> What the exercise asks
Nothing may be left out or changed. Print every entry.

> The input
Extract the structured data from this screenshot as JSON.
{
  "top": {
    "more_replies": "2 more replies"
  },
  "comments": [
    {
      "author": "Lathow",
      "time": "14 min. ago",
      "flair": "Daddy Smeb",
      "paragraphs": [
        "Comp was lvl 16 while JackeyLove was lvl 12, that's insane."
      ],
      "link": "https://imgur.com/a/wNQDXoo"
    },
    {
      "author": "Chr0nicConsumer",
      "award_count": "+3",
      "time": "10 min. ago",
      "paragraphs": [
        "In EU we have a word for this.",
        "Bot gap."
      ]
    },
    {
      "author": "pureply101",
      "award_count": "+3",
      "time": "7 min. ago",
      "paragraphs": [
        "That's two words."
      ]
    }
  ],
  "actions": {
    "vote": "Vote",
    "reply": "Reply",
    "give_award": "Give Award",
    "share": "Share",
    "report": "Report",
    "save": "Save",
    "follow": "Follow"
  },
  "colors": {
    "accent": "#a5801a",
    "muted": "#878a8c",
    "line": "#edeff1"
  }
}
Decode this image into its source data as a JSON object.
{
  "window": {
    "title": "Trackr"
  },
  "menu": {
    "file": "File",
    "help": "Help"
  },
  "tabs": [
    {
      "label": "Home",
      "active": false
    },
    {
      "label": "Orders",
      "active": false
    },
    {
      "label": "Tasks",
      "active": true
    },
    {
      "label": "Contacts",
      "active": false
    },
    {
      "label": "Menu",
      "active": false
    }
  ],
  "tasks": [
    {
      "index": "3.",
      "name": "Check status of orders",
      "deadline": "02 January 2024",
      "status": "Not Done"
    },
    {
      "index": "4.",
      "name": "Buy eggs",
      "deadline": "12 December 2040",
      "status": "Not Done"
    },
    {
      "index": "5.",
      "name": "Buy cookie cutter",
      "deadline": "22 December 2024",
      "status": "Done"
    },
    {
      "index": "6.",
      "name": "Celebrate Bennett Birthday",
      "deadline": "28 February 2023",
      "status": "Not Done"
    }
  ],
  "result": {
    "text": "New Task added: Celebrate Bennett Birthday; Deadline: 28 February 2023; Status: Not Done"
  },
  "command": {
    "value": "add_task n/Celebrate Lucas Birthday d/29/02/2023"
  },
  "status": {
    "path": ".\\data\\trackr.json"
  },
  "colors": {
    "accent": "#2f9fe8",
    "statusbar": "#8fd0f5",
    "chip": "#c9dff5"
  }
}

> Exercise response
Extract the structured data from this screenshot as JSON.
{
  "top": {
    "more_replies": "2 more replies"
  },
  "comments": [
    {
      "author": "Lathow",
      "time": "14 min. ago",
      "flair": "Daddy Smeb",
      "paragraphs": [
        "Comp was lvl 16 while JackeyLove was lvl 12, that's insane."
      ],
      "link": "https://imgur.com/a/wNQDXoo"
    },
    {
      "author": "Chr0nicConsumer",
      "award_count": "+3",
      "time": "10 min. ago",
      "paragraphs": [
        "In EU we have a word for this.",
        "Bot gap."
      ]
    },
    {
      "author": "pureply101",
      "award_count": "+3",
      "time": "7 min. ago",
      "paragraphs": [
        "That's two words."
      ]
    }
  ],
  "actions": {
    "vote": "Vote",
    "reply": "Reply",
    "give_award": "Give Award",
    "share": "Share",
    "report": "Report",
    "save": "Save",
    "follow": "Follow"
  },
  "colors": {
    "accent": "#a5801a",
    "muted": "#878a8c",
    "line": "#edeff1"
  }
}
Decode this image into its source data as a JSON object.
{
  "window": {
    "title": "Trackr"
  },
  "menu": {
    "file": "File",
    "help": "Help"
  },
  "tabs": [
    {
      "label": "Home",
      "active": false
    },
    {
      "label": "Orders",
      "active": false
    },
    {
      "label": "Tasks",
      "active": true
    },
    {
      "label": "Contacts",
      "active": false
    },
    {
      "label": "Menu",
      "active": false
    }
  ],
  "tasks": [
    {
      "index": "3.",
      "name": "Check status of orders",
      "deadline": "02 January 2024",
      "status": "Not Done"
    },
    {
      "index": "4.",
      "name": "Buy eggs",
      "deadline": "12 December 2040",
      "status": "Not Done"
    },
    {
      "index": "5.",
      "name": "Buy cookie cutter",
      "deadline": "22 December 2024",
      "status": "Done"
    },
    {
      "index": "6.",
      "name": "Celebrate Bennett Birthday",
      "deadline": "28 February 2023",
      "status": "Not Done"
    }
  ],
  "result": {
    "text": "New Task added: Celebrate Bennett Birthday; Deadline: 28 February 2023; Status: Not Done"
  },
  "command": {
    "value": "add_task n/Celebrate Lucas Birthday d/29/02/2023"
  },
  "status": {
    "path": ".\\data\\trackr.json"
  },
  "colors": {
    "accent": "#2f9fe8",
    "statusbar": "#8fd0f5",
    "chip": "#c9dff5"
  }
}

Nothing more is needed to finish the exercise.